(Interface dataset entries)
------

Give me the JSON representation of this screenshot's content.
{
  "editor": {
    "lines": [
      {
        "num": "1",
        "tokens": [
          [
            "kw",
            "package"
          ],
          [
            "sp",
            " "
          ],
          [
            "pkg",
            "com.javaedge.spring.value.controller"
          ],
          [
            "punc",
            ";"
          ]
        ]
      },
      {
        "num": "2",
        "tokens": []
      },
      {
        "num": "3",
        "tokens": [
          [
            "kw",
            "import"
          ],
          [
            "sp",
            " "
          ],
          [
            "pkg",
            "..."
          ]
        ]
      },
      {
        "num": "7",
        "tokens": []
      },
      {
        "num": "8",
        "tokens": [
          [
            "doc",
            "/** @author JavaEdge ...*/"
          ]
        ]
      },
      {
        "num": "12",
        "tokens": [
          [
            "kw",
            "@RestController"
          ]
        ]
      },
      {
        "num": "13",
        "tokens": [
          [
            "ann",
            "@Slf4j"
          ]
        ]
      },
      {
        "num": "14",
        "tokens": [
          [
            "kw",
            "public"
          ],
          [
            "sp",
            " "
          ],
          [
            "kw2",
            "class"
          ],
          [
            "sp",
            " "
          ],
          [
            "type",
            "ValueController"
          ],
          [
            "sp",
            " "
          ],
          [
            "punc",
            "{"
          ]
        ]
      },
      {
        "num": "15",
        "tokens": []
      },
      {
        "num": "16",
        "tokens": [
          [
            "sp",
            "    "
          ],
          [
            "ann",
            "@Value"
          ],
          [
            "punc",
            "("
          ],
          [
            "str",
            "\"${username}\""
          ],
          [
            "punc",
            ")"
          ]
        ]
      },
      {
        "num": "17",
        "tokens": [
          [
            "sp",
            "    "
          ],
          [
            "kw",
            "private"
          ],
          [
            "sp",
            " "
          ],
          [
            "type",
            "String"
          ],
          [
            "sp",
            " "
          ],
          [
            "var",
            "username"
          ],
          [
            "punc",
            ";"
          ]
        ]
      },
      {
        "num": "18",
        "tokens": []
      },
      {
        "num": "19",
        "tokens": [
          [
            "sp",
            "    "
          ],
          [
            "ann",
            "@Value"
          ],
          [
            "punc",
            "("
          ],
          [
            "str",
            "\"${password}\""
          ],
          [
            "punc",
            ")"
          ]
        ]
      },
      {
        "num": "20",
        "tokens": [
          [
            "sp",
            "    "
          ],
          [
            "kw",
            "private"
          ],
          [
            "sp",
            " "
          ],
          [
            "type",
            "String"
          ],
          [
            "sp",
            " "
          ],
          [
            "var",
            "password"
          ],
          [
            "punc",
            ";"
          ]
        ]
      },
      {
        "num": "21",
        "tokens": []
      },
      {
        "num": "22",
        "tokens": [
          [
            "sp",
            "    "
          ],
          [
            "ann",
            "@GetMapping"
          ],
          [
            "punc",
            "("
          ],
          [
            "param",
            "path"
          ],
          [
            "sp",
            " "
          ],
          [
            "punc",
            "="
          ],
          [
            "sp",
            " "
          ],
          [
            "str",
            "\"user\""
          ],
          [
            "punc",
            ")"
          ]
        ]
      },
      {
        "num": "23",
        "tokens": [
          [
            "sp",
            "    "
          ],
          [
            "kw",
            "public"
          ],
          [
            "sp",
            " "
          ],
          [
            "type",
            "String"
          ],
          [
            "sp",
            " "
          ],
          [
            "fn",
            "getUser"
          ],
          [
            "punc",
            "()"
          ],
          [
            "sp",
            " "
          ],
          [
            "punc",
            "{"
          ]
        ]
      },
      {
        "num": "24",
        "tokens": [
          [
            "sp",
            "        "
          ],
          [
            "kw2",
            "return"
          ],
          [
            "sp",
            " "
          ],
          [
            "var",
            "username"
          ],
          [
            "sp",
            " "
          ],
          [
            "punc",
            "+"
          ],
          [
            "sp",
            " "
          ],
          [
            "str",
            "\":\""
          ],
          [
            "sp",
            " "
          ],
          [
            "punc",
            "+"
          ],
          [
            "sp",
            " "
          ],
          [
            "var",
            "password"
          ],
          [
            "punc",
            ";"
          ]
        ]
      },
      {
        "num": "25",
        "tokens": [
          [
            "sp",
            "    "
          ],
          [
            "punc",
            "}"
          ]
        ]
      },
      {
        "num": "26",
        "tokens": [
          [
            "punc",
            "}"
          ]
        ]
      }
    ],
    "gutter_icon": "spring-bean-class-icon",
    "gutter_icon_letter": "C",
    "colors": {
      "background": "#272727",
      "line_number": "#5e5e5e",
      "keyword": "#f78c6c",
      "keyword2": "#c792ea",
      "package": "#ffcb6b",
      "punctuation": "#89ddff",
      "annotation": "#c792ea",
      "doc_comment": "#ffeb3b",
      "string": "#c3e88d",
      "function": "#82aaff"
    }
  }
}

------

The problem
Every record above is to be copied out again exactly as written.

Worked solution
Give me the JSON representation of this screenshot's content.
{
  "editor": {
    "lines": [
      {
        "num": "1",
        "tokens": [
          [
            "kw",
            "package"
          ],
          [
            "sp",
            " "
          ],
          [
            "pkg",
            "com.javaedge.spring.value.controller"
          ],
          [
            "punc",
            ";"
          ]
        ]
      },
      {
        "num": "2",
        "tokens": []
      },
      {
        "num": "3",
        "tokens": [
          [
            "kw",
            "import"
          ],
          [
            "sp",
            " "
          ],
          [
            "pkg",
            "..."
          ]
        ]
      },
      {
        "num": "7",
        "tokens": []
      },
      {
        "num": "8",
        "tokens": [
          [
            "doc",
            "/** @author JavaEdge ...*/"
          ]
        ]
      },
      {
        "num": "12",
        "tokens": [
          [
            "kw",
            "@RestController"
          ]
        ]
      },
      {
        "num": "13",
        "tokens": [
          [
            "ann",
            "@Slf4j"
          ]
        ]
      },
      {
        "num": "14",
        "tokens": [
          [
            "kw",
            "public"
          ],
          [
            "sp",
            " "
          ],
          [
            "kw2",
            "class"
          ],
          [
            "sp",
            " "
          ],
          [
            "type",
            "ValueController"
          ],
          [
            "sp",
            " "
          ],
          [
            "punc",
            "{"
          ]
        ]
      },
      {
        "num": "15",
        "tokens": []
      },
      {
        "num": "16",
        "tokens": [
          [
            "sp",
            "    "
          ],
          [
            "ann",
            "@Value"
          ],
          [
            "punc",
            "("
          ],
          [
            "str",
            "\"${username}\""
          ],
          [
            "punc",
            ")"
          ]
        ]
      },
      {
        "num": "17",
        "tokens": [
          [
            "sp",
            "    "
          ],
          [
            "kw",
            "private"
          ],
          [
            "sp",
            " "
          ],
          [
            "type",
            "String"
          ],
          [
            "sp",
            " "
          ],
          [
            "var",
            "username"
          ],
          [
            "punc",
            ";"
          ]
        ]
      },
      {
        "num": "18",
        "tokens": []
      },
      {
        "num": "19",
        "tokens": [
          [
            "sp",
            "    "
          ],
          [
            "ann",
            "@Value"
          ],
          [
            "punc",
            "("
          ],
          [
            "str",
            "\"${password}\""
          ],
          [
            "punc",
            ")"
          ]
        ]
      },
      {
        "num": "20",
        "tokens": [
          [
            "sp",
            "    "
          ],
          [
            "kw",
            "private"
          ],
          [
            "sp",
            " "
          ],
          [
            "type",
            "String"
          ],
          [
            "sp",
            " "
          ],
          [
            "var",
            "password"
          ],
          [
            "punc",
            ";"
          ]
        ]
      },
      {
        "num": "21",
        "tokens": []
      },
      {
        "num": "22",
        "tokens": [
          [
            "sp",
            "    "
          ],
          [
            "ann",
            "@GetMapping"
          ],
          [
            "punc",
            "("
          ],
          [
            "param",
            "path"
          ],
          [
            "sp",
            " "
          ],
          [
            "punc",
            "="
          ],
          [
            "sp",
            " "
          ],
          [
            "str",
            "\"user\""
          ],
          [
            "punc",
            ")"
          ]
        ]
      },
      {
        "num": "23",
        "tokens": [
          [
            "sp",
            "    "
          ],
          [
            "kw",
            "public"
          ],
          [
            "sp",
            " "
          ],
          [
            "type",
            "String"
          ],
          [
            "sp",
            " "
          ],
          [
            "fn",
            "getUser"
          ],
          [
            "punc",
            "()"
          ],
          [
            "sp",
            " "
          ],
          [
            "punc",
            "{"
          ]
        ]
      },
      {
        "num": "24",
        "tokens": [
          [
            "sp",
            "        "
          ],
          [
            "kw2",
            "return"
          ],
          [
            "sp",
            " "
          ],
          [
            "var",
            "username"
          ],
          [
            "sp",
            " "
          ],
          [
            "punc",
            "+"
          ],
          [
            "sp",
            " "
          ],
          [
            "str",
            "\":\""
          ],
          [
            "sp",
            " "
          ],
          [
            "punc",
            "+"
          ],
          [
            "sp",
            " "
          ],
          [
            "var",
            "password"
          ],
          [
            "punc",
            ";"
          ]
        ]
      },
      {
        "num": "25",
        "tokens": [
          [
            "sp",
            "    "
          ],
          [
            "punc",
            "}"
          ]
        ]
      },
      {
        "num": "26",
        "tokens": [
          [
            "punc",
            "}"
          ]
        ]
      }
    ],
    "gutter_icon": "spring-bean-class-icon",
    "gutter_icon_letter": "C",
    "colors": {
      "background": "#272727",
      "line_number": "#5e5e5e",
      "keyword": "#f78c6c",
      "keyword2": "#c792ea",
      "package": "#ffcb6b",
      "punctuation": "#89ddff",
      "annotation": "#c792ea",
      "doc_comment": "#ffeb3b",
      "string": "#c3e88d",
      "function": "#82aaff"
    }
  }
}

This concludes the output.